While most of the limelight is focused on external threats, sometimes, the risk may come from your organisation internally. SMEs may have more lenient regulations than MNCs, such as allowing regular employees to access the whole system database, or use their mobile devices at work with no security restrictions. Consequently, your staff may share sensitive data through their devices unintentionally or provide chances for hackers to reach your system more easily.
– Set up regular password changes for your staff.
– Create organisational policies to avoid using personal devices in the working hours.
– Follow the Segregation of Duties framework, which ensures no employee has the right to both create and approve a transaction.
– Review user rights and permissions regularly to ensure that company data is protected and only available for staff who need it.
6. Avoid the Loss of Data Control
A common scenario that businesses face is the lack of management software functionality for reporting or analyzing data. Instead of having data analyzed right within your online system, users may have to use tools such as Excel or Access to process the extracted data. As a result, some of your critical information is stored outside the main system, which is challenging to control and locate. Without a consolidated management system, it is more difficult to conduct system backups. Additionally, your business data will be more vulnerable to cyber threats as Microsoft Office formats, such as Word, PowerPoint, and Excel, make up the most prevalent group of malicious file extensions at 38 percent of the total. (Cisco 2018 Annual Cyber Security Report)
SOLUTION: Discuss with your ERP vendor for an integration option to better control and manage data. If there is no better option, you should be open to exploring other software providers who offer superior ERP features for your business.
It is important to be aware of the probability and severity of cyber threats. However, instead of being afraid to acquire advanced technology due to security threats, a wiser option is to select a good ERP solution and take proactive safeguards to take your business to a higher level in the Information Age.
We will always suggest you consult with ERP experts and research software providers carefully beforehand. An experienced ERP provider can help you to foresee the security issues, propose precautionary measures and handle any incidents swiftly.

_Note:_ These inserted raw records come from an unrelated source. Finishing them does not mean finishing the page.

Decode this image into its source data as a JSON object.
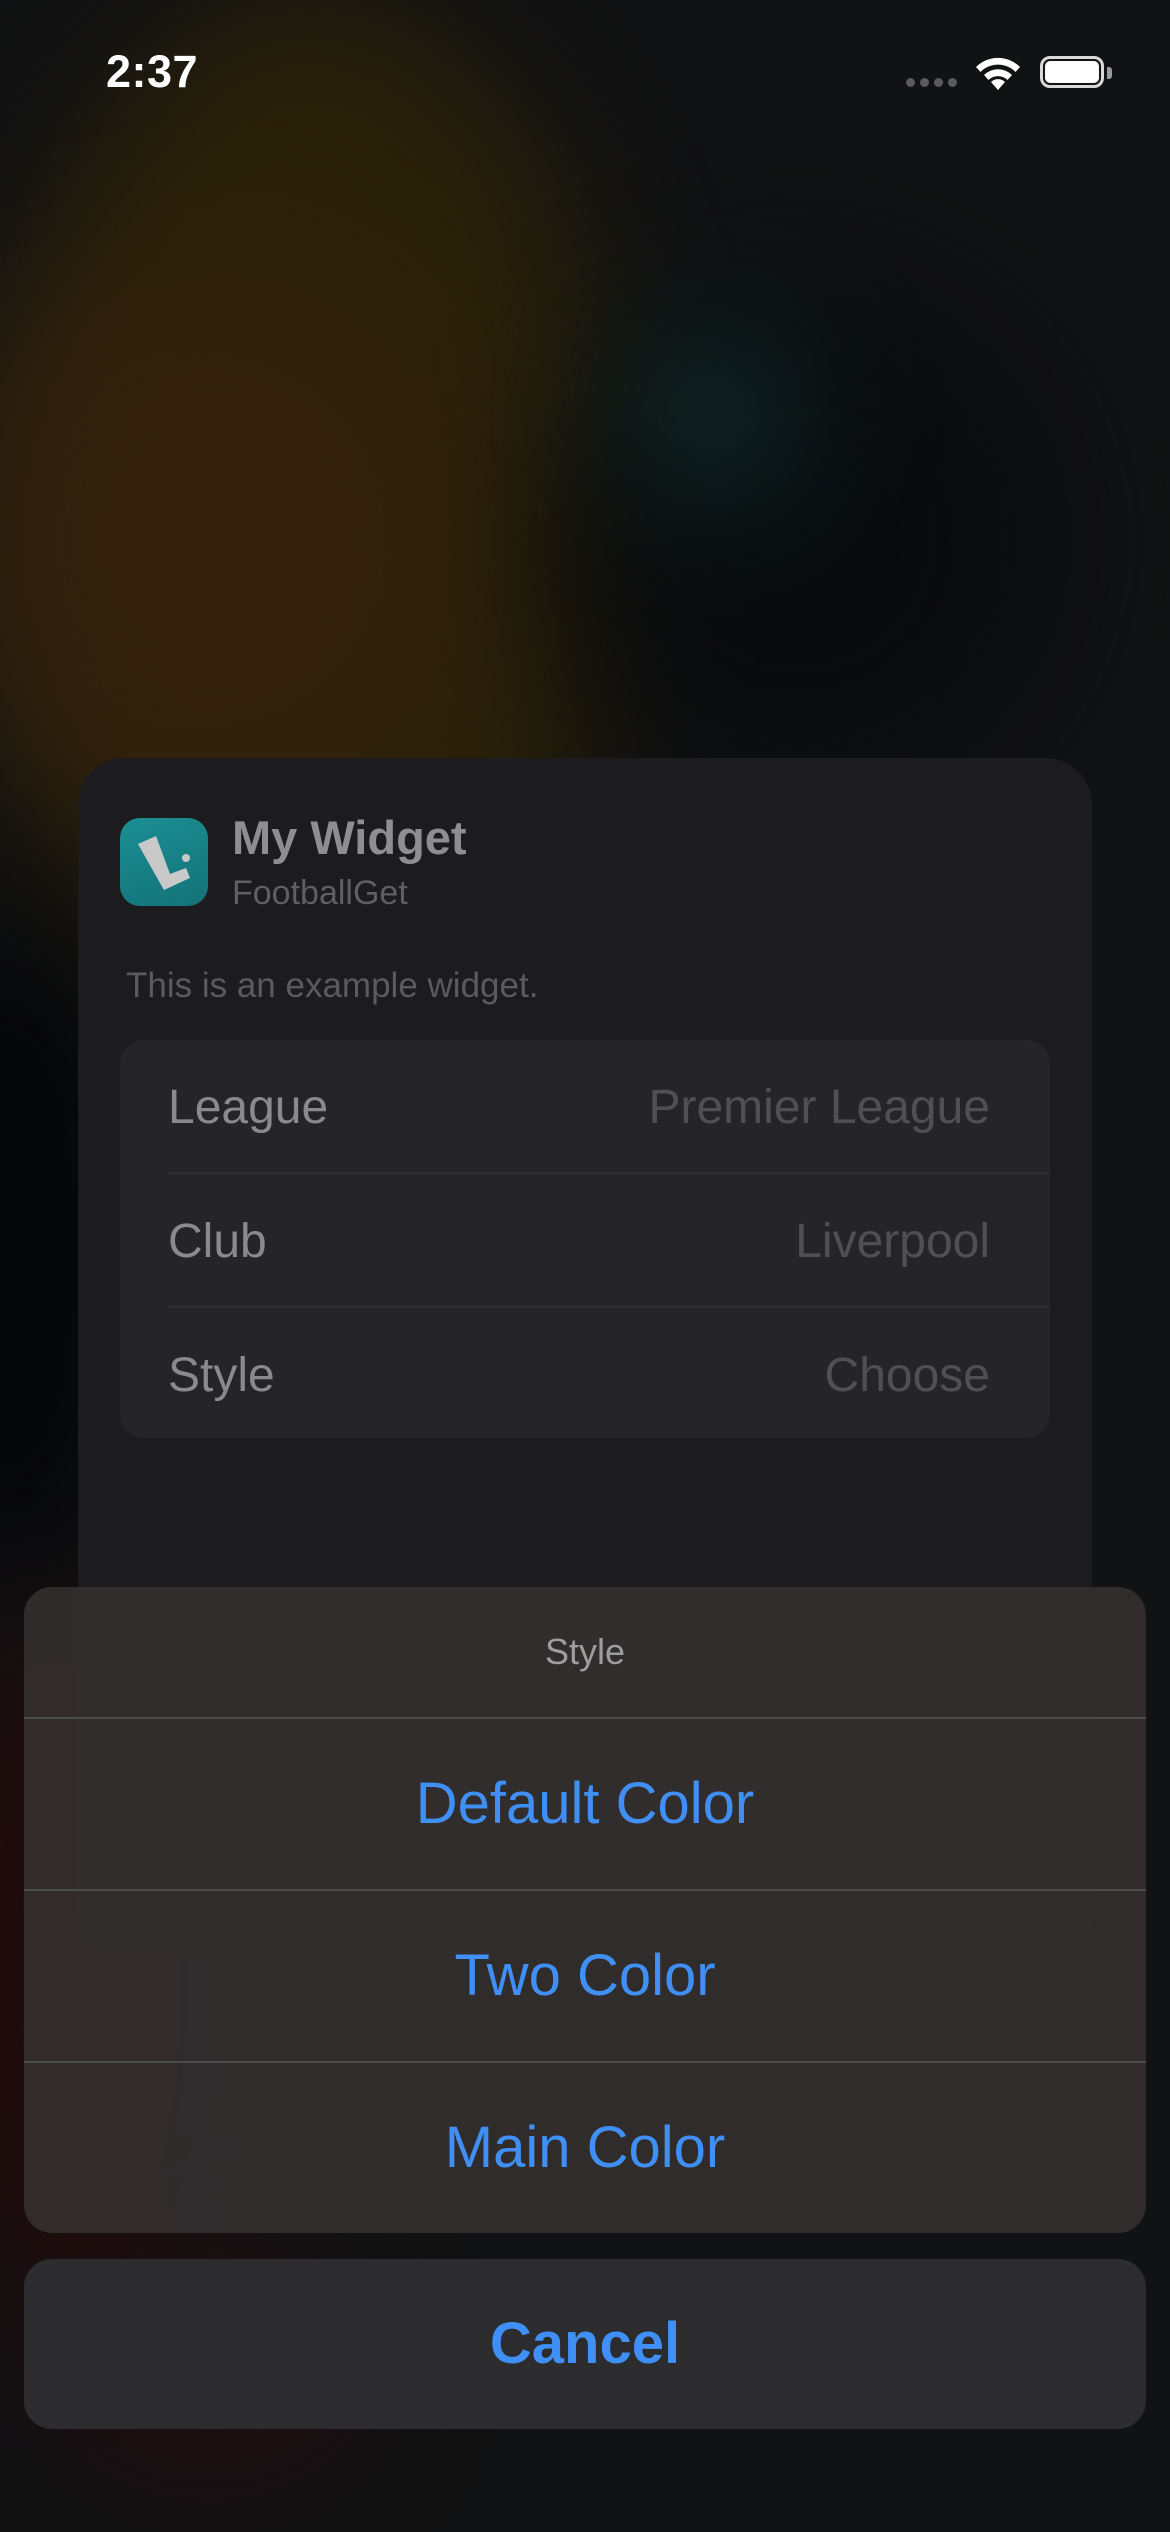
{
  "status_bar": {
    "time": "2:37"
  },
  "widget": {
    "title": "My Widget",
    "app_name": "FootballGet",
    "description": "This is an example widget.",
    "icon": "football-app-icon",
    "icon_color": "#1b8f94",
    "settings": [
      {
        "label": "League",
        "value": "Premier League"
      },
      {
        "label": "Club",
        "value": "Liverpool"
      },
      {
        "label": "Style",
        "value": "Choose"
      }
    ]
  },
  "action_sheet": {
    "title": "Style",
    "options": [
      {
        "label": "Default Color"
      },
      {
        "label": "Two Color"
      },
      {
        "label": "Main Color"
      }
    ],
    "cancel_label": "Cancel",
    "accent_color": "#3f8ff5"
  }
}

Besides that, we also suggest you keep yourself up-to-date with regards to worldwide ERP system developments and cybersecurity news.
If you are keen to find out more, drop us a message and our knowledgeable Synergix ERP advisor will gladly answer your queries about ERP software.